*YOUR TASK:* Reproduce every record exactly as written.

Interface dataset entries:
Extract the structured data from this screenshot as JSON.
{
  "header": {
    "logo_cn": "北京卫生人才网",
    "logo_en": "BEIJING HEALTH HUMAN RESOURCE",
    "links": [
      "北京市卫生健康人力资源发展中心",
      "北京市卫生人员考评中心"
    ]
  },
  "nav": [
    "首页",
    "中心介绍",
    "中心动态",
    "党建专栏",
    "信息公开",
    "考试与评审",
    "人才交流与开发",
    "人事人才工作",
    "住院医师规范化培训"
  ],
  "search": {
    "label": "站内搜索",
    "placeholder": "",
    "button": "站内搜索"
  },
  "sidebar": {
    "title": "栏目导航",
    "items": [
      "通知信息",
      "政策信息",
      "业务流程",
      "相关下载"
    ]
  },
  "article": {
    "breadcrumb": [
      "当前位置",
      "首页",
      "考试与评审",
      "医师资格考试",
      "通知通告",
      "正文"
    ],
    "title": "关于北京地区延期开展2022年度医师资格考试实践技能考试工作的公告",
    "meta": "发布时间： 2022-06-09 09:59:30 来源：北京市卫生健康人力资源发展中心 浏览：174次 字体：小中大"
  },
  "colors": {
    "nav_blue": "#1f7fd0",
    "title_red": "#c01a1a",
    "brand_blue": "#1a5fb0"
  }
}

*TASK OUTPUT:*
Extract the structured data from this screenshot as JSON.
{
  "header": {
    "logo_cn": "北京卫生人才网",
    "logo_en": "BEIJING HEALTH HUMAN RESOURCE",
    "links": [
      "北京市卫生健康人力资源发展中心",
      "北京市卫生人员考评中心"
    ]
  },
  "nav": [
    "首页",
    "中心介绍",
    "中心动态",
    "党建专栏",
    "信息公开",
    "考试与评审",
    "人才交流与开发",
    "人事人才工作",
    "住院医师规范化培训"
  ],
  "search": {
    "label": "站内搜索",
    "placeholder": "",
    "button": "站内搜索"
  },
  "sidebar": {
    "title": "栏目导航",
    "items": [
      "通知信息",
      "政策信息",
      "业务流程",
      "相关下载"
    ]
  },
  "article": {
    "breadcrumb": [
      "当前位置",
      "首页",
      "考试与评审",
      "医师资格考试",
      "通知通告",
      "正文"
    ],
    "title": "关于北京地区延期开展2022年度医师资格考试实践技能考试工作的公告",
    "meta": "发布时间： 2022-06-09 09:59:30 来源：北京市卫生健康人力资源发展中心 浏览：174次 字体：小中大"
  },
  "colors": {
    "nav_blue": "#1f7fd0",
    "title_red": "#c01a1a",
    "brand_blue": "#1a5fb0"
  }
}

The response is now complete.